↓
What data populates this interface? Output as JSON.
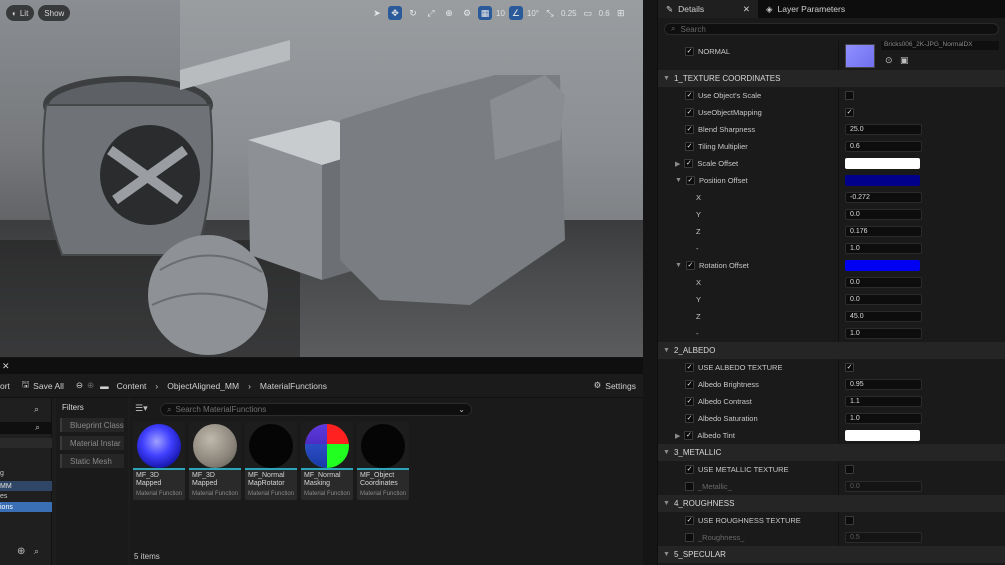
{
  "viewport": {
    "lit_label": "Lit",
    "show_label": "Show",
    "grid_snap": "10",
    "rotation_snap": "10°",
    "scale_snap": "0.25",
    "camera_speed": "0.6"
  },
  "content_browser": {
    "tab_partial": "ort",
    "save_all": "Save All",
    "breadcrumb": [
      "Content",
      "ObjectAligned_MM",
      "MaterialFunctions"
    ],
    "settings": "Settings",
    "filters_title": "Filters",
    "filters": [
      "Blueprint Class",
      "Material Instar",
      "Static Mesh"
    ],
    "search_placeholder": "Search MaterialFunctions",
    "sources_partial": [
      "g",
      "MM",
      "es",
      "ions"
    ],
    "items": [
      {
        "name": "MF_3D Mapped",
        "kind": "Material Function",
        "thumb": "blue-sphere"
      },
      {
        "name": "MF_3D Mapped",
        "kind": "Material Function",
        "thumb": "gray-sphere"
      },
      {
        "name": "MF_Normal MapRotator",
        "kind": "Material Function",
        "thumb": "black-sphere"
      },
      {
        "name": "MF_Normal Masking",
        "kind": "Material Function",
        "thumb": "rgb-sphere"
      },
      {
        "name": "MF_Object Coordinates",
        "kind": "Material Function",
        "thumb": "black-sphere"
      }
    ],
    "item_count": "5 items"
  },
  "details": {
    "tab_details": "Details",
    "tab_layers": "Layer Parameters",
    "search_placeholder": "Search",
    "normal_label": "NORMAL",
    "normal_asset": "Bricks006_2K-JPG_NormalDX",
    "rows": {
      "cat1": "1_TEXTURE COORDINATES",
      "use_object_scale": "Use Object's Scale",
      "use_object_mapping": "UseObjectMapping",
      "blend_sharpness": "Blend Sharpness",
      "blend_sharpness_val": "25.0",
      "tiling_multiplier": "Tiling Multiplier",
      "tiling_multiplier_val": "0.6",
      "scale_offset": "Scale Offset",
      "position_offset": "Position Offset",
      "pos_x": "X",
      "pos_x_val": "-0.272",
      "pos_y": "Y",
      "pos_y_val": "0.0",
      "pos_z": "Z",
      "pos_z_val": "0.176",
      "pos_w": "-",
      "pos_w_val": "1.0",
      "rotation_offset": "Rotation Offset",
      "rot_x": "X",
      "rot_x_val": "0.0",
      "rot_y": "Y",
      "rot_y_val": "0.0",
      "rot_z": "Z",
      "rot_z_val": "45.0",
      "rot_w": "-",
      "rot_w_val": "1.0",
      "cat2": "2_ALBEDO",
      "use_albedo_texture": "USE ALBEDO TEXTURE",
      "albedo_brightness": "Albedo Brightness",
      "albedo_brightness_val": "0.95",
      "albedo_contrast": "Albedo Contrast",
      "albedo_contrast_val": "1.1",
      "albedo_saturation": "Albedo Saturation",
      "albedo_saturation_val": "1.0",
      "albedo_tint": "Albedo Tint",
      "cat3": "3_METALLIC",
      "use_metallic_texture": "USE METALLIC TEXTURE",
      "metallic": "_Metallic_",
      "metallic_val": "0.0",
      "cat4": "4_ROUGHNESS",
      "use_roughness_texture": "USE ROUGHNESS TEXTURE",
      "roughness": "_Roughness_",
      "roughness_val": "0.5",
      "cat5": "5_SPECULAR"
    },
    "colors": {
      "scale_offset": "#ffffff",
      "position_offset": "#00008a",
      "rotation_offset": "#0000f2",
      "albedo_tint": "#ffffff",
      "normal_swatch": "#8080ff"
    }
  }
}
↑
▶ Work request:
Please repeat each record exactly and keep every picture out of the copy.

▶ Written answer:
What data populates this interface? Output as JSON.
{
  "viewport": {
    "lit_label": "Lit",
    "show_label": "Show",
    "grid_snap": "10",
    "rotation_snap": "10°",
    "scale_snap": "0.25",
    "camera_speed": "0.6"
  },
  "content_browser": {
    "tab_partial": "ort",
    "save_all": "Save All",
    "breadcrumb": [
      "Content",
      "ObjectAligned_MM",
      "MaterialFunctions"
    ],
    "settings": "Settings",
    "filters_title": "Filters",
    "filters": [
      "Blueprint Class",
      "Material Instar",
      "Static Mesh"
    ],
    "search_placeholder": "Search MaterialFunctions",
    "sources_partial": [
      "g",
      "MM",
      "es",
      "ions"
    ],
    "items": [
      {
        "name": "MF_3D Mapped",
        "kind": "Material Function",
        "thumb": "blue-sphere"
      },
      {
        "name": "MF_3D Mapped",
        "kind": "Material Function",
        "thumb": "gray-sphere"
      },
      {
        "name": "MF_Normal MapRotator",
        "kind": "Material Function",
        "thumb": "black-sphere"
      },
      {
        "name": "MF_Normal Masking",
        "kind": "Material Function",
        "thumb": "rgb-sphere"
      },
      {
        "name": "MF_Object Coordinates",
        "kind": "Material Function",
        "thumb": "black-sphere"
      }
    ],
    "item_count": "5 items"
  },
  "details": {
    "tab_details": "Details",
    "tab_layers": "Layer Parameters",
    "search_placeholder": "Search",
    "normal_label": "NORMAL",
    "normal_asset": "Bricks006_2K-JPG_NormalDX",
    "rows": {
      "cat1": "1_TEXTURE COORDINATES",
      "use_object_scale": "Use Object's Scale",
      "use_object_mapping": "UseObjectMapping",
      "blend_sharpness": "Blend Sharpness",
      "blend_sharpness_val": "25.0",
      "tiling_multiplier": "Tiling Multiplier",
      "tiling_multiplier_val": "0.6",
      "scale_offset": "Scale Offset",
      "position_offset": "Position Offset",
      "pos_x": "X",
      "pos_x_val": "-0.272",
      "pos_y": "Y",
      "pos_y_val": "0.0",
      "pos_z": "Z",
      "pos_z_val": "0.176",
      "pos_w": "-",
      "pos_w_val": "1.0",
      "rotation_offset": "Rotation Offset",
      "rot_x": "X",
      "rot_x_val": "0.0",
      "rot_y": "Y",
      "rot_y_val": "0.0",
      "rot_z": "Z",
      "rot_z_val": "45.0",
      "rot_w": "-",
      "rot_w_val": "1.0",
      "cat2": "2_ALBEDO",
      "use_albedo_texture": "USE ALBEDO TEXTURE",
      "albedo_brightness": "Albedo Brightness",
      "albedo_brightness_val": "0.95",
      "albedo_contrast": "Albedo Contrast",
      "albedo_contrast_val": "1.1",
      "albedo_saturation": "Albedo Saturation",
      "albedo_saturation_val": "1.0",
      "albedo_tint": "Albedo Tint",
      "cat3": "3_METALLIC",
      "use_metallic_texture": "USE METALLIC TEXTURE",
      "metallic": "_Metallic_",
      "metallic_val": "0.0",
      "cat4": "4_ROUGHNESS",
      "use_roughness_texture": "USE ROUGHNESS TEXTURE",
      "roughness": "_Roughness_",
      "roughness_val": "0.5",
      "cat5": "5_SPECULAR"
    },
    "colors": {
      "scale_offset": "#ffffff",
      "position_offset": "#00008a",
      "rotation_offset": "#0000f2",
      "albedo_tint": "#ffffff",
      "normal_swatch": "#8080ff"
    }
  }
}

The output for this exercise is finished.